In many cases, Globe columnist Elizabeth Renzetti says, quotes that are newsworthy and important for readers to know deserve to be printed in full. Her review of Benjamin K. Bergen’s What the F: What Swearing Reveals About Our Language, Our Brains, and Ourselves and In Praise of Profanity had to be approved in advance by a senior editor. Even after a careful edit, she was told to remove 10 per cent of the profanity – the words, she admits, that were “more gratuitous.”
It was no mistake that Renzetti was chosen to write that review. The Globe’s books editor had asked around the newsroom to find out which of his coworkers had the worst “potty mouth.” The most common answer: Renzetti.
For a while, Renzetti even kept a swear jar at home. Years ago, her daughter (who was “seven or eight” at the time) said if mom could stop swearing for a month, she could swear all she wanted on Christmas Day. It was a challenge Renzetti didn’t manage to meet.
‘It has everything to do with context’
A liberal attitude towards profanity in her everyday life doesn’t mean Renzetti is fine with reporters adding profanity to a story whenever they feel like it. In What the F, Bergen makes the distinction between ordinary profanity – including words that blaspheme the church or reference excretion – and slurs. The line between tasteful and gratuitous becomes clearer when profanity is used as a tool of aggression towards a person or group.
Sarah Coyne teaches in the school of family life at Brigham Young University in Provo, Utah. She and a handful of colleagues have conducted studies on the effects of exposure to profanity in adolescents – which she says is an “under-researched” topic. Her 2011 study indicates that words can be damaging when used in the wrong context, and that exposing adolescents to profanity may lead to an increase in aggressive behaviour.
Back in Toronto, Renzetti agrees with the CBC ombudswoman. She believes in many cases – like two months ago, when the governor of Maine left a voicemail calling a fellow state representative a “socialist cocksucker” – the context in which something was said makes the decision on censorship easier. “It’s important for his constituents to know,” she says, “that he is an intemperate person who says things like that in times of anger. Like everything governing profanity, it has everything to do with context.”

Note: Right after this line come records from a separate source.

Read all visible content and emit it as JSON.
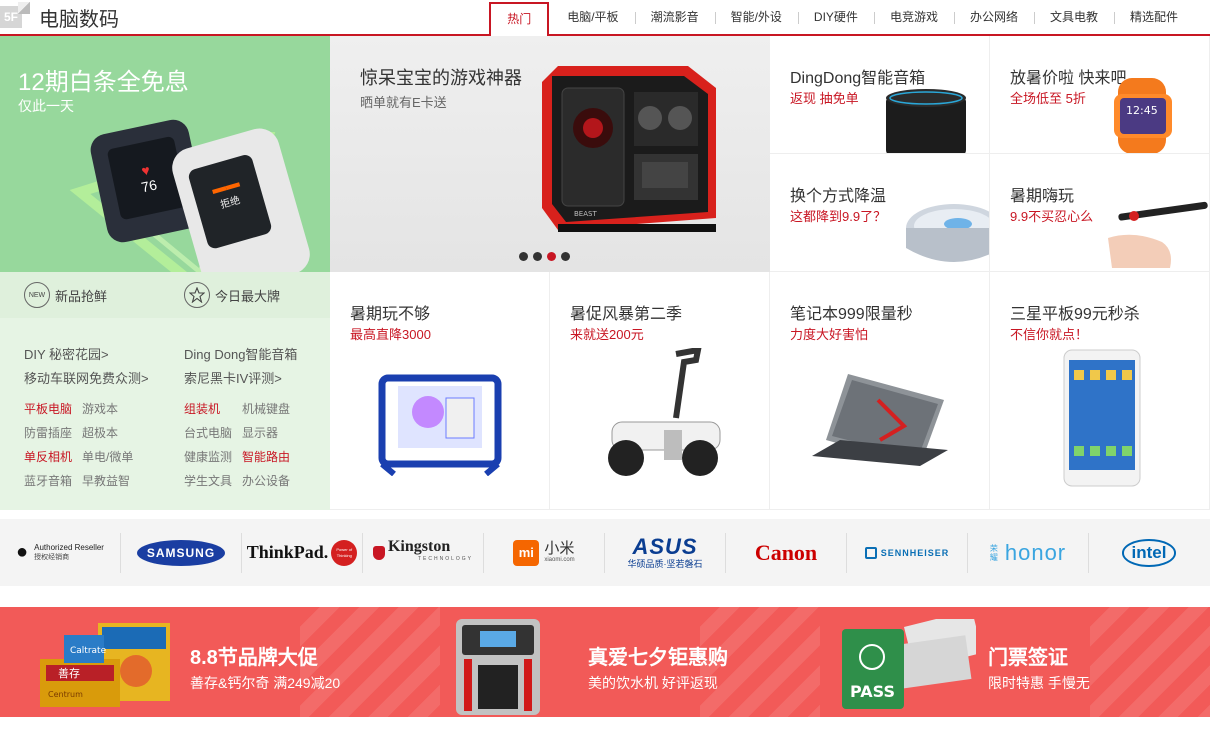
{
  "header": {
    "floor_badge": "5F",
    "title": "电脑数码",
    "tabs": [
      {
        "label": "热门",
        "active": true
      },
      {
        "label": "电脑/平板"
      },
      {
        "label": "潮流影音"
      },
      {
        "label": "智能/外设"
      },
      {
        "label": "DIY硬件"
      },
      {
        "label": "电竞游戏"
      },
      {
        "label": "办公网络"
      },
      {
        "label": "文具电教"
      },
      {
        "label": "精选配件"
      }
    ]
  },
  "left_promo": {
    "title": "12期白条全免息",
    "subtitle": "仅此一天",
    "watch_numbers": [
      "76",
      "拒绝"
    ]
  },
  "quick_links": [
    {
      "icon": "new-badge-icon",
      "icon_text": "NEW",
      "label": "新品抢鲜"
    },
    {
      "icon": "star-icon",
      "label": "今日最大牌"
    }
  ],
  "text_links": {
    "col1": [
      "DIY 秘密花园>",
      "移动车联网免费众测>"
    ],
    "col2": [
      "Ding Dong智能音箱",
      "索尼黑卡IV评测>"
    ]
  },
  "categories": {
    "col1": [
      [
        {
          "label": "平板电脑",
          "hot": true
        },
        {
          "label": "游戏本"
        }
      ],
      [
        {
          "label": "防雷插座"
        },
        {
          "label": "超极本"
        }
      ],
      [
        {
          "label": "单反相机",
          "hot": true
        },
        {
          "label": "单电/微单"
        }
      ],
      [
        {
          "label": "蓝牙音箱"
        },
        {
          "label": "早教益智"
        }
      ]
    ],
    "col2": [
      [
        {
          "label": "组装机",
          "hot": true
        },
        {
          "label": "机械键盘"
        }
      ],
      [
        {
          "label": "台式电脑"
        },
        {
          "label": "显示器"
        }
      ],
      [
        {
          "label": "健康监测"
        },
        {
          "label": "智能路由",
          "hot": true
        }
      ],
      [
        {
          "label": "学生文具"
        },
        {
          "label": "办公设备"
        }
      ]
    ]
  },
  "main_promo": {
    "title": "惊呆宝宝的游戏神器",
    "subtitle": "晒单就有E卡送",
    "case_brand": "BEAST",
    "slides": 4,
    "active_slide": 3
  },
  "top_cells": [
    {
      "title": "DingDong智能音箱",
      "subtitle": "返现 抽免单"
    },
    {
      "title": "放暑价啦 快来吧",
      "subtitle": "全场低至 5折"
    },
    {
      "title": "换个方式降温",
      "subtitle": "这都降到9.9了？"
    },
    {
      "title": "暑期嗨玩",
      "subtitle": "9.9不买忍心么"
    }
  ],
  "bottom_cells": [
    {
      "title": "暑期玩不够",
      "subtitle": "最高直降3000"
    },
    {
      "title": "暑促风暴第二季",
      "subtitle": "来就送200元"
    },
    {
      "title": "笔记本999限量秒",
      "subtitle": "力度大好害怕"
    },
    {
      "title": "三星平板99元秒杀",
      "subtitle": "不信你就点！"
    }
  ],
  "brands": [
    {
      "name": "apple",
      "text": "Authorized Reseller",
      "sub": "授权经销商"
    },
    {
      "name": "samsung",
      "text": "SAMSUNG"
    },
    {
      "name": "thinkpad",
      "text": "ThinkPad.",
      "badge": "Power of Thinking"
    },
    {
      "name": "kingston",
      "text": "Kingston",
      "sub": "TECHNOLOGY"
    },
    {
      "name": "xiaomi",
      "text": "小米",
      "sub": "xiaomi.com",
      "logo": "mi"
    },
    {
      "name": "asus",
      "text": "ASUS",
      "sub": "华硕品质·坚若磐石"
    },
    {
      "name": "canon",
      "text": "Canon"
    },
    {
      "name": "sennheiser",
      "text": "SENNHEISER"
    },
    {
      "name": "honor",
      "text": "honor",
      "prefix": "荣耀"
    },
    {
      "name": "intel",
      "text": "intel"
    }
  ],
  "banner": [
    {
      "title": "8.8节品牌大促",
      "subtitle": "善存&钙尔奇  满249减20",
      "product_labels": [
        "Caltrate",
        "善存",
        "Centrum"
      ]
    },
    {
      "title": "真爱七夕钜惠购",
      "subtitle": "美的饮水机  好评返现"
    },
    {
      "title": "门票签证",
      "subtitle": "限时特惠    手慢无",
      "product_labels": [
        "PASS"
      ]
    }
  ]
}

Renzetti knows the freedom her editors have to print swear words has fluctuated over time. After 10 years of restraint she’s beginning to see less regulation of language use in the newsroom. “I feel like the barriers are slowly crumbling,” she says.
If those barriers keep crumbling, Renzetti might need to invest in a bigger swear jar. You know, for that extra 10 per cent she’ll no longer need to omit.
And maybe that’s not such a big fucking deal.